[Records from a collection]
---+---

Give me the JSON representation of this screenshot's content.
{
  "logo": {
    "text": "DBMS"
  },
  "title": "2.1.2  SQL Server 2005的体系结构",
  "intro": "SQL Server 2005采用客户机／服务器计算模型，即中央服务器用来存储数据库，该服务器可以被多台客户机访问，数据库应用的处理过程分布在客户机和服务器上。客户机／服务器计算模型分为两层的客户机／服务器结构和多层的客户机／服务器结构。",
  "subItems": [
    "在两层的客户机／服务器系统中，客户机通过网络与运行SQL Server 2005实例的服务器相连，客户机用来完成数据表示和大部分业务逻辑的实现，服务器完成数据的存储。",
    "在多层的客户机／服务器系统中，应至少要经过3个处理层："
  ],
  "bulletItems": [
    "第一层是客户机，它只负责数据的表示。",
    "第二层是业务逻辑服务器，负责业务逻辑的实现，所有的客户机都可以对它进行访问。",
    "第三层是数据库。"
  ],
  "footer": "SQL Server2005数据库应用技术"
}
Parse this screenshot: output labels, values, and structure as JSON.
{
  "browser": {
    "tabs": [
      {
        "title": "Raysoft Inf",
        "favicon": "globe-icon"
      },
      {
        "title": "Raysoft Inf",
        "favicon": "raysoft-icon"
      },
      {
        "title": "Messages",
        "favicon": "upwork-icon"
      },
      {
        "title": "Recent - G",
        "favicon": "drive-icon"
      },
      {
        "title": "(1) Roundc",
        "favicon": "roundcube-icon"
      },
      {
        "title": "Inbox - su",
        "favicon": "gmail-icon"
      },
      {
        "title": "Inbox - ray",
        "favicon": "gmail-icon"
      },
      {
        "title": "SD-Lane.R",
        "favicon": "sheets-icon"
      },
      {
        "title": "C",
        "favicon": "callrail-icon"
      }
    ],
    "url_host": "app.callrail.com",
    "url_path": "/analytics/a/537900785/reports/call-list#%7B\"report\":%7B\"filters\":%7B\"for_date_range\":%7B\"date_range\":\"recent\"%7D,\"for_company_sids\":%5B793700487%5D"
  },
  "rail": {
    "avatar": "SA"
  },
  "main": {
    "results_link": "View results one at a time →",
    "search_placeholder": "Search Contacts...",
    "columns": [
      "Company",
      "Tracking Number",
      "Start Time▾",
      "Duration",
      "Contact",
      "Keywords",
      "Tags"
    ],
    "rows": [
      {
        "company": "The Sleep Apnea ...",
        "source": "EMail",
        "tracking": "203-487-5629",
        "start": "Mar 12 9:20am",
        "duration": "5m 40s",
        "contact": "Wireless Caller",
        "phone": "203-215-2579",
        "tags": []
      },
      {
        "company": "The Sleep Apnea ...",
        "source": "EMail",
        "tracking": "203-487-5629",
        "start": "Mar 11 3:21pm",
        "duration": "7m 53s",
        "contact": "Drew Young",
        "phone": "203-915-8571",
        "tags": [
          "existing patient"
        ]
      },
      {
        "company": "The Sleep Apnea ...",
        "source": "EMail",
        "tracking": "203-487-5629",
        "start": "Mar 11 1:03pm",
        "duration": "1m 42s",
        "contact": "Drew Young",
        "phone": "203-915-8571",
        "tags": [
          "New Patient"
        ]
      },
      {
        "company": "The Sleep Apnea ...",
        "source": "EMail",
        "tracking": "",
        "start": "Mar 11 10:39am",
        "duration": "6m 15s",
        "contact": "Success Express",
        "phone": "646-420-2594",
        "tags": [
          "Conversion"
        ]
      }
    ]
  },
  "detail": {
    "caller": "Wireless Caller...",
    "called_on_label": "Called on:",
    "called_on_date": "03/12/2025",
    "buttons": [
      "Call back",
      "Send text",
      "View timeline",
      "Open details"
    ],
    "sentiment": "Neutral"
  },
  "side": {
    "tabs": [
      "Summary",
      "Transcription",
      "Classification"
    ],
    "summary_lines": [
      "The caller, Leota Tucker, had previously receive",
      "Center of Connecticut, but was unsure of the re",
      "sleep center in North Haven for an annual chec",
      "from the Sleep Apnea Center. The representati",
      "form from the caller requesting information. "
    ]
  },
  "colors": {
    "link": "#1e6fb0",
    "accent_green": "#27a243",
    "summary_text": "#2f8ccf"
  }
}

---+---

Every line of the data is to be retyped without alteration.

- Finished task -
Give me the JSON representation of this screenshot's content.
{
  "logo": {
    "text": "DBMS"
  },
  "title": "2.1.2  SQL Server 2005的体系结构",
  "intro": "SQL Server 2005采用客户机／服务器计算模型，即中央服务器用来存储数据库，该服务器可以被多台客户机访问，数据库应用的处理过程分布在客户机和服务器上。客户机／服务器计算模型分为两层的客户机／服务器结构和多层的客户机／服务器结构。",
  "subItems": [
    "在两层的客户机／服务器系统中，客户机通过网络与运行SQL Server 2005实例的服务器相连，客户机用来完成数据表示和大部分业务逻辑的实现，服务器完成数据的存储。",
    "在多层的客户机／服务器系统中，应至少要经过3个处理层："
  ],
  "bulletItems": [
    "第一层是客户机，它只负责数据的表示。",
    "第二层是业务逻辑服务器，负责业务逻辑的实现，所有的客户机都可以对它进行访问。",
    "第三层是数据库。"
  ],
  "footer": "SQL Server2005数据库应用技术"
}
Parse this screenshot: output labels, values, and structure as JSON.
{
  "browser": {
    "tabs": [
      {
        "title": "Raysoft Inf",
        "favicon": "globe-icon"
      },
      {
        "title": "Raysoft Inf",
        "favicon": "raysoft-icon"
      },
      {
        "title": "Messages",
        "favicon": "upwork-icon"
      },
      {
        "title": "Recent - G",
        "favicon": "drive-icon"
      },
      {
        "title": "(1) Roundc",
        "favicon": "roundcube-icon"
      },
      {
        "title": "Inbox - su",
        "favicon": "gmail-icon"
      },
      {
        "title": "Inbox - ray",
        "favicon": "gmail-icon"
      },
      {
        "title": "SD-Lane.R",
        "favicon": "sheets-icon"
      },
      {
        "title": "C",
        "favicon": "callrail-icon"
      }
    ],
    "url_host": "app.callrail.com",
    "url_path": "/analytics/a/537900785/reports/call-list#%7B\"report\":%7B\"filters\":%7B\"for_date_range\":%7B\"date_range\":\"recent\"%7D,\"for_company_sids\":%5B793700487%5D"
  },
  "rail": {
    "avatar": "SA"
  },
  "main": {
    "results_link": "View results one at a time →",
    "search_placeholder": "Search Contacts...",
    "columns": [
      "Company",
      "Tracking Number",
      "Start Time▾",
      "Duration",
      "Contact",
      "Keywords",
      "Tags"
    ],
    "rows": [
      {
        "company": "The Sleep Apnea ...",
        "source": "EMail",
        "tracking": "203-487-5629",
        "start": "Mar 12 9:20am",
        "duration": "5m 40s",
        "contact": "Wireless Caller",
        "phone": "203-215-2579",
        "tags": []
      },
      {
        "company": "The Sleep Apnea ...",
        "source": "EMail",
        "tracking": "203-487-5629",
        "start": "Mar 11 3:21pm",
        "duration": "7m 53s",
        "contact": "Drew Young",
        "phone": "203-915-8571",
        "tags": [
          "existing patient"
        ]
      },
      {
        "company": "The Sleep Apnea ...",
        "source": "EMail",
        "tracking": "203-487-5629",
        "start": "Mar 11 1:03pm",
        "duration": "1m 42s",
        "contact": "Drew Young",
        "phone": "203-915-8571",
        "tags": [
          "New Patient"
        ]
      },
      {
        "company": "The Sleep Apnea ...",
        "source": "EMail",
        "tracking": "",
        "start": "Mar 11 10:39am",
        "duration": "6m 15s",
        "contact": "Success Express",
        "phone": "646-420-2594",
        "tags": [
          "Conversion"
        ]
      }
    ]
  },
  "detail": {
    "caller": "Wireless Caller...",
    "called_on_label": "Called on:",
    "called_on_date": "03/12/2025",
    "buttons": [
      "Call back",
      "Send text",
      "View timeline",
      "Open details"
    ],
    "sentiment": "Neutral"
  },
  "side": {
    "tabs": [
      "Summary",
      "Transcription",
      "Classification"
    ],
    "summary_lines": [
      "The caller, Leota Tucker, had previously receive",
      "Center of Connecticut, but was unsure of the re",
      "sleep center in North Haven for an annual chec",
      "from the Sleep Apnea Center. The representati",
      "form from the caller requesting information. "
    ]
  },
  "colors": {
    "link": "#1e6fb0",
    "accent_green": "#27a243",
    "summary_text": "#2f8ccf"
  }
}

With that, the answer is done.